The Virtual Skillset: How to Enhance Your Abilities for Remote Work

With the growing adoption of remote and hybrid work modes, the need for a virtual skillset increases. what exactly does this skillset comprise? Find out here.

Virtual Skillset: How to Expand Our Abilities for Remote Work

Remote work has changed work everywhere.

Once a perk for only a select few, remote working is now an integral part of our professional fabric. This transformation ushers in a new demand for skills that traditional office settings often don’t require.

For those navigating the virtual corridors of digital workspaces, cultivating a robust “virtual skillset” isn’t just advantageous—it’s essential.

The Definition and Evolution of a Virtual Skillset

The skills that comprise the “virtual skillset” are the skills needed to excel in remote working conditions. This isn’t about proficiency in creating emoticons—although a well-placed GIF can brighten any remote meeting—but rather a blend of technical, communicative, and self-directed skills that make remote work possible.

There will be some leeway as to what these skills should specifically be, but generally, you can break these skills down into two categories: technical and soft skills.

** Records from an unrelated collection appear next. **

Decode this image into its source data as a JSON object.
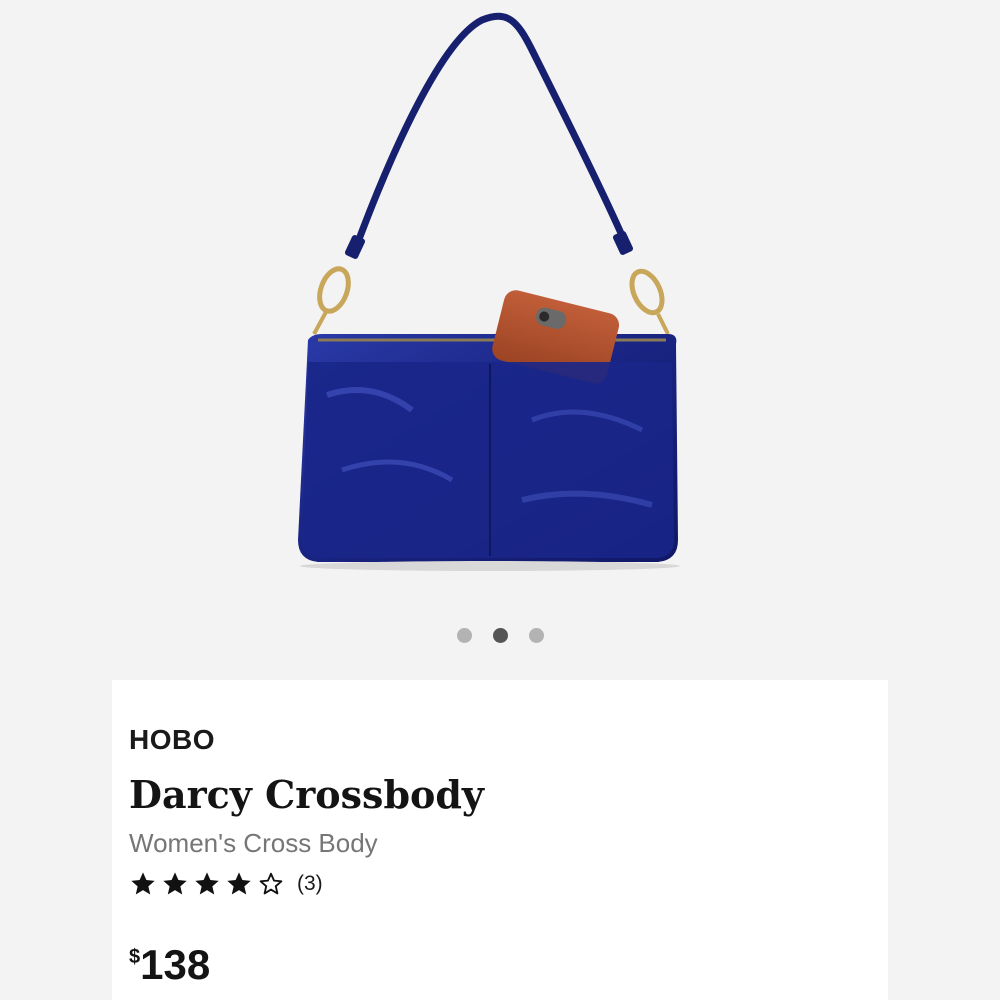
{
  "product": {
    "brand": "HOBO",
    "name": "Darcy Crossbody",
    "category": "Women's Cross Body",
    "rating": 4,
    "rating_max": 5,
    "review_count": "(3)",
    "price_symbol": "$",
    "price_amount": "138"
  },
  "gallery": {
    "image_count": 3,
    "active_index": 1
  },
  "colors": {
    "bag": "#1c2a8c",
    "phone": "#b5502e",
    "hardware": "#c8a65a"
  },
  "icons": {
    "star_filled": "star-filled-icon",
    "star_empty": "star-empty-icon"
  }
}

Let’s dive deeper into each.

Technical Skills

Mastery of collaboration tools, basic IT skills, and project management software are necessary for remote work today. But technical proficiency means more than just using these tools effectively. It’s about becoming your own first line of defense when tech issues pop up.

For example, remote workers are more vulnerable to cyberattacks as they usually lack security infrastructure. This makes it crucial to learn about cybersecurity basics. For example, familiarizing yourself with the signs of suspicious emails helps you mitigate the risk of business identity theft. Should you encounter any suspicious communication, you can promptly forward it to the relevant team.

In the same vein, you should have the capacity to troubleshoot common technical issues on your own, such as internet connectivity problems or software glitches. When you can solve simple tech issues, you reduce your reliance on IT support and keep your work moving forward.

Soft Skills

Soft skills are more important in remote work than they are in a traditional office setting.

With the lack of face-to-face interaction, it’s important to be able to understand and empathize with your colleagues’ experiences, challenges, and feelings.

Time management and self-motivation are also crucial. Without the structure of a traditional office, it’s easy to let distractions and procrastination take over. Knowing how to prioritize tasks, set goals, and stay motivated are key to achieving success in a remote role.

Building Your Virtual Skillset

Most remote workers already have a strong foundation of technical and soft skills, but there’s always room for improvement. Here’s how to do that without having to take a break from your busy work schedule:

Continuous Learning and Upskilling

Staying updated with industry trends is vital for remote workers to remain competitive.

Engaging in online learning through courses, webinars, and tutorials across various platforms to earn certifications is a good way to broaden your skill set. If you’re in HR, for example, recruiter certifications could just be the thing you need to land that dream remote role; for digital marketers, courses on the latest social media marketing trends and tools will help you stay ahead of the curve.

Remember: learning shouldn’t be confined to your job role. Broadening your skill set in related fields enhances your adaptability and value as a remote professional, so don’t be afraid to explore new topics and learn new skills.


Remote workers often face technical hurdles or new software challenges. The solution usually exists online, but the key is finding it swiftly and accurately. Mastering how to use Google effectively is how you do it.

Google-Fu guides you through the vast world of information, helping you pinpoint exactly what you need amidst the noise. This skill set includes knowing how to frame your questions, distinguish between sources you can trust and those you should probably bypass, and apply some neat tricks that search engines offer to make your quest for answers more accurate.

Networking and Mentoring

Working remotely doesn’t mean you’re on your own. In fact, building a solid network and finding mentors while telecommuting can seriously up your game.

From LinkedIn Groups to digital meetups and Twitter chats, these spaces are gold mines for tips, support, and new chances. Plus, chatting with people who’ve been telecommuting for ages can give you a real leg up. They’ve been there, done that, and can help you avoid common slip-ups while giving you the lowdown on how to make remote work, well, work.

Wrapping Up

Cultivating a virtual skillset isn’t just a response to the current climate; it’s an investment in a flexible and dynamic future of work. The remote work revolution is only in its infancy, and those who choose to scale its learning curve will carve out a robust and fulfilling professional path.

It’s not where or when or how, but the very act of taking a small step toward building your virtual skillset every day that will make all the difference. Start sharpening them today!

Originally written by Sophia Young.

Thelma Nwosu
Notification Bell